You may have noticed that the election is getting extremely close, and President Obama’s electoral college lead appears pretty solid. One lagging indicator of the state of the race is the rate at which conservative pundits begin edging slowly out of the Mitt Romney bunker and admitting that maybe the polls aren’t skewed. Dick Morris, last seen predicting a Romney landslide, still insists Romney is likely to win, but now sees “sudden danger signs.” Jennifer Rubin opens a paean to the beautiful poetry of Romney’s closing message by observing, “If Mitt Romney wins Wisconsin, it may be because of the speech. If he loses the election it might be argued it was because he didn’t give that speech at the convention.”
Sorry for my obsessive focus on the election today. I’ll end with a think piece (still election related) by Rick Perlstein, highly recommended by Paul Krugman. It’s called The Long Con: Mail Order Conservatism. It’s too long and involved to excerpt, but here’s what Krugman says about the piece:
The estimable Rick Perlstein has a fascinating essay about the seamless continuum from direct-mail marketing scams to direct-mail right-wing fundraising, and from there to the whole character of modern movement conservatism. Go read. I didn’t know, for example, that heroes of direct-mail fundraising like Richard Viguerie ended up delivering hardly any of the money to political causes; somehow it ended up swallowed by overhead, otherwise known as the fundraisers themselves….
Remember how Rove and others were supposed to raise vast sums from billionaires and corporations, then totally saturate the country with GOP messaging, drowning out Obama’s message? Well, they certainly raised a lot of money, and ran a lot of ads. But in terms of actual number of ads the battle has been, if anything, an Obama advantage. And while we don’t know what will happen on Tuesday, state-level polls suggest both that Obama is a strong favorite and, much more surprising, that Democrats are overwhelmingly favored to hold the Senate in a year when the number of seats at risk was supposed to spell doom….
Well, what if we’ve been misunderstanding Rove? We’ve been seeing him as a man dedicated to helping angry right-wing billionaires take over America.
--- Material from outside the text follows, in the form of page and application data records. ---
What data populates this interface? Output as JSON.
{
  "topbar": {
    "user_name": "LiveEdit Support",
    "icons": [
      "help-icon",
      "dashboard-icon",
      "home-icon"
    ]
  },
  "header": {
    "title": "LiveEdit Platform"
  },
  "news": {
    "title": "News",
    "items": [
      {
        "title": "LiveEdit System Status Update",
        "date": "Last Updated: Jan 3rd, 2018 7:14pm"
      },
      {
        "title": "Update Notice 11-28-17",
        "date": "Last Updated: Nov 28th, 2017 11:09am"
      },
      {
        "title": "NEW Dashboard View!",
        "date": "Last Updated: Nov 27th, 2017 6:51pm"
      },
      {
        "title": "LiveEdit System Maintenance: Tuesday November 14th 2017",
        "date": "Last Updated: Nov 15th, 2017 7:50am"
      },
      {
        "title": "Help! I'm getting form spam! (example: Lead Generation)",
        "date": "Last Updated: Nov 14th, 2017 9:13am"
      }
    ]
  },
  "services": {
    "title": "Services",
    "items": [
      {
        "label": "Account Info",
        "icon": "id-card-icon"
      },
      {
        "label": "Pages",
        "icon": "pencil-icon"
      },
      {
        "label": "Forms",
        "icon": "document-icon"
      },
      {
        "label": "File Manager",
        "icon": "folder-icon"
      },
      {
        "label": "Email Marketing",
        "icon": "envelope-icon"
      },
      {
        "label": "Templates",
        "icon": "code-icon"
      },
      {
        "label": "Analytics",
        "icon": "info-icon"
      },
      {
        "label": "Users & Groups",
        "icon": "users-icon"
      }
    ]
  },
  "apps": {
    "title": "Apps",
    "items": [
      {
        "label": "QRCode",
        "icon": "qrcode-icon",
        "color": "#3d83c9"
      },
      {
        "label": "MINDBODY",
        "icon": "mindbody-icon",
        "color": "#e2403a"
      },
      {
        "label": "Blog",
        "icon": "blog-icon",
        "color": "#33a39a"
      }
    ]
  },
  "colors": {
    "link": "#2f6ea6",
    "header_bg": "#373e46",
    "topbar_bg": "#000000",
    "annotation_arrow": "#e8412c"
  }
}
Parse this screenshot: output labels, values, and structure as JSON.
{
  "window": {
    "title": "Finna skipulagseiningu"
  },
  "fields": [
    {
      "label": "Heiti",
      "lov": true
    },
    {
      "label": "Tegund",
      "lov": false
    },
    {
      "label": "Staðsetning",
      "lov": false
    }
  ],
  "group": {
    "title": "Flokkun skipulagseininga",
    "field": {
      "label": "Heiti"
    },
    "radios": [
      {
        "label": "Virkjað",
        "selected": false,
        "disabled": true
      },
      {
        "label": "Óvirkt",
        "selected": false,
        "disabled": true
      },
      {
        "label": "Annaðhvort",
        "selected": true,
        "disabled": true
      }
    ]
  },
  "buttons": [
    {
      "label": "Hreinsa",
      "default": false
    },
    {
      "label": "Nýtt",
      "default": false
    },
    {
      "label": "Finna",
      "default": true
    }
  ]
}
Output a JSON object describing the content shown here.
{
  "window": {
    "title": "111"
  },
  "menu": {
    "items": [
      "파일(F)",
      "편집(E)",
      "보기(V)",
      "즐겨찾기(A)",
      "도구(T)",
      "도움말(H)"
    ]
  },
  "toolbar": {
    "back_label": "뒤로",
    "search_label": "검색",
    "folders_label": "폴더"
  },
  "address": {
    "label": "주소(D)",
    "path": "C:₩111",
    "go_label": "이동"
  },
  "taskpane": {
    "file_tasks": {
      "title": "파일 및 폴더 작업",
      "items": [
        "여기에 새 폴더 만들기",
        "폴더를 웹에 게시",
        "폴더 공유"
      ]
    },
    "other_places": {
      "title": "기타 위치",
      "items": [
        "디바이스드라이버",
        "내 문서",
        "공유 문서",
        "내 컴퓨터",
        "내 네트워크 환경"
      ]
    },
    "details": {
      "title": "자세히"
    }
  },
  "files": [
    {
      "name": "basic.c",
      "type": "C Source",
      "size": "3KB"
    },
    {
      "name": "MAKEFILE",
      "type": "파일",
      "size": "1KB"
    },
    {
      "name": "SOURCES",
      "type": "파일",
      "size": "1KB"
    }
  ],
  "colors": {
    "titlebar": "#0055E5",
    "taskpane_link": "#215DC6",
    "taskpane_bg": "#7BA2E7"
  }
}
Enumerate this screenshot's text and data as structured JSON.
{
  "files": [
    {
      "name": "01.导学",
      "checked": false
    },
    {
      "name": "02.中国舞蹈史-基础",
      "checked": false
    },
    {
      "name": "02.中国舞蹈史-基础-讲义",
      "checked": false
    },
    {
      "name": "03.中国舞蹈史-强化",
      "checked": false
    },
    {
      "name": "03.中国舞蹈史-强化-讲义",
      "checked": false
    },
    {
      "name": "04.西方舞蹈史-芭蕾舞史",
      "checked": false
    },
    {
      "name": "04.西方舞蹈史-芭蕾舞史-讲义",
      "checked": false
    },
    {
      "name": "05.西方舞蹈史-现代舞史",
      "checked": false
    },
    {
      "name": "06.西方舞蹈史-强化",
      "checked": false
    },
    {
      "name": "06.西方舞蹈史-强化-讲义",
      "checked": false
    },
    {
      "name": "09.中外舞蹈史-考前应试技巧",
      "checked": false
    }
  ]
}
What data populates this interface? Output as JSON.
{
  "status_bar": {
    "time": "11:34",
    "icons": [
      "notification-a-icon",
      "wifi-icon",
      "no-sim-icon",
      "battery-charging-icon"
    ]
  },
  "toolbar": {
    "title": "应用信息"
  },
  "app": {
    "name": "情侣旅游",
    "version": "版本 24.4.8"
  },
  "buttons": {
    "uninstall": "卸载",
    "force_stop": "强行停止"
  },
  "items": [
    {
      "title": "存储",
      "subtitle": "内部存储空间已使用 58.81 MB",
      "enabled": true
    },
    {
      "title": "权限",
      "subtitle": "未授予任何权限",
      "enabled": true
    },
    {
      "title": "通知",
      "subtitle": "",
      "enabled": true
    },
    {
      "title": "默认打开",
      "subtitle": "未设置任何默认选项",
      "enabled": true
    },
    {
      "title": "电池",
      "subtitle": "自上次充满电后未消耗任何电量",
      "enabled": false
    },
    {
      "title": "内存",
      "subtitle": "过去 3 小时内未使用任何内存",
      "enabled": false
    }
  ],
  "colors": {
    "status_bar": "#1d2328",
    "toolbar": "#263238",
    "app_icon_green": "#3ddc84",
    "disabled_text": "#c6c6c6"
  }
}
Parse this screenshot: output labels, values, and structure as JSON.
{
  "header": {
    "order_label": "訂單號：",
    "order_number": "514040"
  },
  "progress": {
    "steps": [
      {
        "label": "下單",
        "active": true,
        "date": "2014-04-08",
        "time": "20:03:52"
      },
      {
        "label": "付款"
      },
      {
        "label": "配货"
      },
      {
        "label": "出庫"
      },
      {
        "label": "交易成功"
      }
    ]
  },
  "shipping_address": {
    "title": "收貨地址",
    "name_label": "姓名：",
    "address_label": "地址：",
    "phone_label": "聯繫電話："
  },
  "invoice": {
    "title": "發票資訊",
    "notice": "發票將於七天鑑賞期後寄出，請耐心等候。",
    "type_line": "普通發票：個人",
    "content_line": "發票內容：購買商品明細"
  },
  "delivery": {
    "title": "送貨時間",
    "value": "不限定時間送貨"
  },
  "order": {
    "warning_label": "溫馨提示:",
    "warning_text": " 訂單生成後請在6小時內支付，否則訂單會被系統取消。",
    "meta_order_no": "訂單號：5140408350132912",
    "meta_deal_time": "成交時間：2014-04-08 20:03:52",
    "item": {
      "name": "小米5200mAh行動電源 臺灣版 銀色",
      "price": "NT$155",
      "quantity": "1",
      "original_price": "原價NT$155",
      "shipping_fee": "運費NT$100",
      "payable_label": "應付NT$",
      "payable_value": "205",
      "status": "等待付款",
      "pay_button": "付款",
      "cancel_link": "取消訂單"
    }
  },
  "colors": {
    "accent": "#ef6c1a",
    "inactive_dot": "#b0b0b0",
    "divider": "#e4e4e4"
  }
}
But maybe he’s best thought of instead as an entrepreneur in the business of selling his services to angry right-wing billionaires, who believe that he can help them take over America. It’s not the same thing.
So was it all just about making money for Rove? What did Romney expect to get out of all this?